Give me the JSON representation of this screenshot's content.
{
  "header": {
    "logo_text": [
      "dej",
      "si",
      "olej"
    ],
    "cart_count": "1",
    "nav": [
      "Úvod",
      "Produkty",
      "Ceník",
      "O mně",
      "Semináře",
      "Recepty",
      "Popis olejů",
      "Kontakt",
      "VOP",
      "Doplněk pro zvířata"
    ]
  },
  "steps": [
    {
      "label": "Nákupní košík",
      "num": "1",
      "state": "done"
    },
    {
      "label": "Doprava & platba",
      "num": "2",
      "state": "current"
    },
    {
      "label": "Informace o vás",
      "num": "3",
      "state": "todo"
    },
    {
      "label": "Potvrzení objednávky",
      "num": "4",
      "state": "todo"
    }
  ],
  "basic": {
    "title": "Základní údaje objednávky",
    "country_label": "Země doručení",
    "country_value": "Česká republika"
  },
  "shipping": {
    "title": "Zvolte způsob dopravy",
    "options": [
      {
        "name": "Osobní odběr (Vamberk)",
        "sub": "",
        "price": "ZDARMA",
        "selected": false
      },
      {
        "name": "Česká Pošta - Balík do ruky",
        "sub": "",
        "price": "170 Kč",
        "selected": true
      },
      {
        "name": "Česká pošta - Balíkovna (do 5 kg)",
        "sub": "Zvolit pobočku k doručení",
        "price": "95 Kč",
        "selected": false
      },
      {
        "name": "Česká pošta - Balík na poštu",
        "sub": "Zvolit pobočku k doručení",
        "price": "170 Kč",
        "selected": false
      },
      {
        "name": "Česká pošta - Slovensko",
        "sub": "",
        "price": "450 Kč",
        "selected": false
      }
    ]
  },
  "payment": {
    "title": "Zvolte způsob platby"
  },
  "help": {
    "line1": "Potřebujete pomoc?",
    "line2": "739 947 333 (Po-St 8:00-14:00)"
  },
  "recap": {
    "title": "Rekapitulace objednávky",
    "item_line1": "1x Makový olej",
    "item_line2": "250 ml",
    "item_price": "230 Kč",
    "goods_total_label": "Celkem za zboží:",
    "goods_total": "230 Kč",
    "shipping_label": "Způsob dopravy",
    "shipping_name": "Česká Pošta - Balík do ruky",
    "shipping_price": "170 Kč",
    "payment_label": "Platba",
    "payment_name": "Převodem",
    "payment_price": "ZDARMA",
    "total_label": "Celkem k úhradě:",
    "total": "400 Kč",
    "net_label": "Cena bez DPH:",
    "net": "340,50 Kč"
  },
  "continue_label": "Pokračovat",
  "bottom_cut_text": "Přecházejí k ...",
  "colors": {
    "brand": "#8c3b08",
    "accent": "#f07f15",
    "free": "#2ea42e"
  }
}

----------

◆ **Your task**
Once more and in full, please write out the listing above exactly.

◆ **Written solution**
Give me the JSON representation of this screenshot's content.
{
  "header": {
    "logo_text": [
      "dej",
      "si",
      "olej"
    ],
    "cart_count": "1",
    "nav": [
      "Úvod",
      "Produkty",
      "Ceník",
      "O mně",
      "Semináře",
      "Recepty",
      "Popis olejů",
      "Kontakt",
      "VOP",
      "Doplněk pro zvířata"
    ]
  },
  "steps": [
    {
      "label": "Nákupní košík",
      "num": "1",
      "state": "done"
    },
    {
      "label": "Doprava & platba",
      "num": "2",
      "state": "current"
    },
    {
      "label": "Informace o vás",
      "num": "3",
      "state": "todo"
    },
    {
      "label": "Potvrzení objednávky",
      "num": "4",
      "state": "todo"
    }
  ],
  "basic": {
    "title": "Základní údaje objednávky",
    "country_label": "Země doručení",
    "country_value": "Česká republika"
  },
  "shipping": {
    "title": "Zvolte způsob dopravy",
    "options": [
      {
        "name": "Osobní odběr (Vamberk)",
        "sub": "",
        "price": "ZDARMA",
        "selected": false
      },
      {
        "name": "Česká Pošta - Balík do ruky",
        "sub": "",
        "price": "170 Kč",
        "selected": true
      },
      {
        "name": "Česká pošta - Balíkovna (do 5 kg)",
        "sub": "Zvolit pobočku k doručení",
        "price": "95 Kč",
        "selected": false
      },
      {
        "name": "Česká pošta - Balík na poštu",
        "sub": "Zvolit pobočku k doručení",
        "price": "170 Kč",
        "selected": false
      },
      {
        "name": "Česká pošta - Slovensko",
        "sub": "",
        "price": "450 Kč",
        "selected": false
      }
    ]
  },
  "payment": {
    "title": "Zvolte způsob platby"
  },
  "help": {
    "line1": "Potřebujete pomoc?",
    "line2": "739 947 333 (Po-St 8:00-14:00)"
  },
  "recap": {
    "title": "Rekapitulace objednávky",
    "item_line1": "1x Makový olej",
    "item_line2": "250 ml",
    "item_price": "230 Kč",
    "goods_total_label": "Celkem za zboží:",
    "goods_total": "230 Kč",
    "shipping_label": "Způsob dopravy",
    "shipping_name": "Česká Pošta - Balík do ruky",
    "shipping_price": "170 Kč",
    "payment_label": "Platba",
    "payment_name": "Převodem",
    "payment_price": "ZDARMA",
    "total_label": "Celkem k úhradě:",
    "total": "400 Kč",
    "net_label": "Cena bez DPH:",
    "net": "340,50 Kč"
  },
  "continue_label": "Pokračovat",
  "bottom_cut_text": "Přecházejí k ...",
  "colors": {
    "brand": "#8c3b08",
    "accent": "#f07f15",
    "free": "#2ea42e"
  }
}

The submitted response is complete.